A decade ago, the Atlanta retail market was a house of cards. It was clear to see this if you were in the industry at the time, and possibly even if you weren’t. Based on the intense overbuilding that had taken place, it wouldn’t have taken a worldwide economic meltdown to wreck it, though that didn’t help. Literally hundreds of unanchored retail centers had cropped up all over suburbia, fitting directly into everything that people consider to be negative about shopping centers.
Louisville has a lot going for it when it comes to logistics. In addition to its prime location on the Ohio River, the city benefits from three major interstates running through it: Interstates 64, 65 and 71. I-65 is considered a Tier 1 Corridor due to the high volume of trucks that travel over this route, connecting Chicago and Indianapolis through Louisville to the Southern states. Louisville’s location also allows companies to reach 60 percent of the country’s population within a 12-hour drive.
Crowds dwindle, permit competition eases, and if the upper mountain freezes climbing gets much easier. There’s nothing quite like climbing a living mountain. Now’s your chance. Fall brings some of the very best days of the year to summit Mount St. Helens, the most active volcano in the Cascades. Its heart beats with earthy rumbles. Its steamy breath vents skyward from a lava dome that is taller than the Space Needle.
Muck Rack makes it simple to find people, tweets, or articles that mention any name, keyword, company, hashtag etc. We've compiled this guide to help you make the most of your search.
Selecting a term
Start searching tweets, articles from media outlets, articles mentioned in tweets, journalists'
names, titles and bios with some suggested searches:
Companies or Topics (e.g. iPhone, Microsoft)
Phrases (e.g. "cloud computing") — use quotes to keep the terms together
Twitter handles (e.g. @username) — returns those who have mentioned or replied to
Names (e.g. "David Pogue")
Hashtags (e.g. #sxsw, #london2012)
Bio details (e.g. vegan, Olympics, father)
Muck Rack's Advanced Search allows for many boolean operators.
Find results that mention multiple specified terms, use AND or
+. For example, ensure each result contains both Elon Musk and Mark Zuckerberg by
searching Musk AND Zuckerberg or Musk + Zuckerberg.
Use the operators OR or , to broaden your search when you'd like either of
multiple terms to appear in results. (This is the default behavior of our search when no operators
are used). For example, results will contain either cake or cookie by searching cake OR cookie or cake,cookie
Use NOT or - to subtract results from your search. For
example, searching Disney will yield results about the Walt Disney Company as well as Walt Disney
World Resort. To exclude mentions of Disney World, search for Disney -World or Disney
When using one of these operators with a phrase, enclose it in quotation marks.
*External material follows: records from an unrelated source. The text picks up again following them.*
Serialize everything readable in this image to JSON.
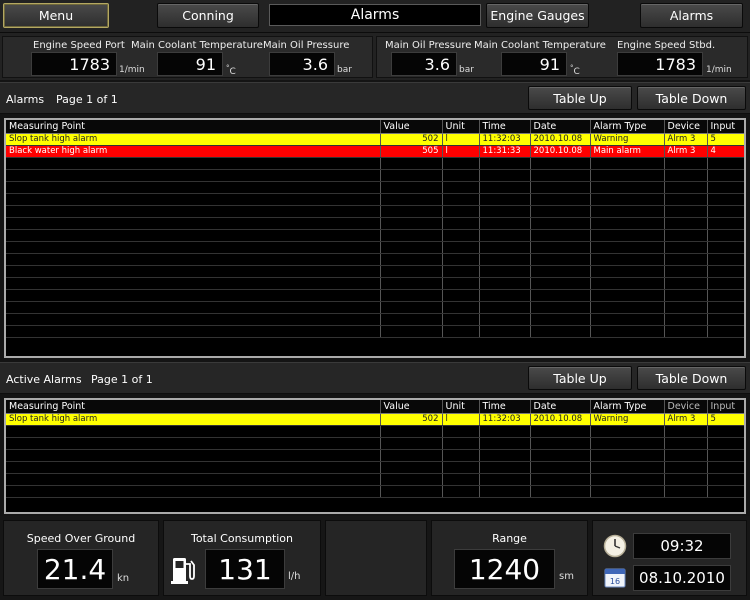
{
  "nav": {
    "menu": "Menu",
    "conning": "Conning",
    "title": "Alarms",
    "engine_gauges": "Engine Gauges",
    "alarms": "Alarms"
  },
  "gauges": {
    "port": [
      {
        "label": "Engine Speed Port",
        "value": "1783",
        "unit": "1/min"
      },
      {
        "label": "Main Coolant Temperature",
        "value": "91",
        "unit_prefix": "°",
        "unit": "C"
      },
      {
        "label": "Main Oil Pressure",
        "value": "3.6",
        "unit": "bar"
      }
    ],
    "stbd": [
      {
        "label": "Main Oil Pressure",
        "value": "3.6",
        "unit": "bar"
      },
      {
        "label": "Main Coolant Temperature",
        "value": "91",
        "unit_prefix": "°",
        "unit": "C"
      },
      {
        "label": "Engine Speed Stbd.",
        "value": "1783",
        "unit": "1/min"
      }
    ]
  },
  "alarms_section": {
    "title": "Alarms",
    "page": "Page 1 of 1",
    "table_up": "Table Up",
    "table_down": "Table Down"
  },
  "active_section": {
    "title": "Active Alarms",
    "page": "Page 1 of 1",
    "table_up": "Table Up",
    "table_down": "Table Down"
  },
  "columns": [
    "Measuring Point",
    "Value",
    "Unit",
    "Time",
    "Date",
    "Alarm Type",
    "Device",
    "Input"
  ],
  "alarm_rows": [
    {
      "point": "Slop tank high alarm",
      "value": "502",
      "unit": "l",
      "time": "11:32:03",
      "date": "2010.10.08",
      "type": "Warning",
      "device": "Alrm 3",
      "input": "5",
      "level": "warn"
    },
    {
      "point": "Black water high alarm",
      "value": "505",
      "unit": "l",
      "time": "11:31:33",
      "date": "2010.10.08",
      "type": "Main alarm",
      "device": "Alrm 3",
      "input": "4",
      "level": "alarm"
    }
  ],
  "active_rows": [
    {
      "point": "Slop tank high alarm",
      "value": "502",
      "unit": "l",
      "time": "11:32:03",
      "date": "2010.10.08",
      "type": "Warning",
      "device": "Alrm 3",
      "input": "5",
      "level": "warn"
    }
  ],
  "bottom": {
    "sog": {
      "label": "Speed Over Ground",
      "value": "21.4",
      "unit": "kn"
    },
    "consumption": {
      "label": "Total Consumption",
      "value": "131",
      "unit": "l/h",
      "icon": "fuel-pump-icon"
    },
    "range": {
      "label": "Range",
      "value": "1240",
      "unit": "sm"
    },
    "clock": {
      "time": "09:32",
      "date": "08.10.2010",
      "calendar_day": "16"
    }
  },
  "colors": {
    "warning": "#ffff00",
    "alarm": "#ff0000",
    "menu_border": "#b4a862"
  }
}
For example, you can
find results about smartphones excluding Apple's iPhone 4S by searching smartphone -"iPhone
Exact case matching or punctuation
If you're searching for a brand name or keyword that relies on specific punctuation marks or capitalization, you can
find results that match your exact query by adding matchcase: before the keyword you're searching for, like matchcase:E*TRADE .
Use parentheses to separate multiple
boolean phrases. For example, to find journalists talking about having fun in Disney World or
Disneyland, search for ("disney world" OR disneyland) AND fun.
An asterisk can be used to search for any variation of a root word truncated by the asterisk. For example, searching for admin* will return results for administrator, administration, administer, administered, etc.
A near operator is an AND operator where you can control the distance between the words. You can vary the distance the near operation uses by adding a forward slash and number (between 0-99) such as strawberries NEAR/10 "whipped cream", which means the strawberries must exist within 10 words of "whipped cream".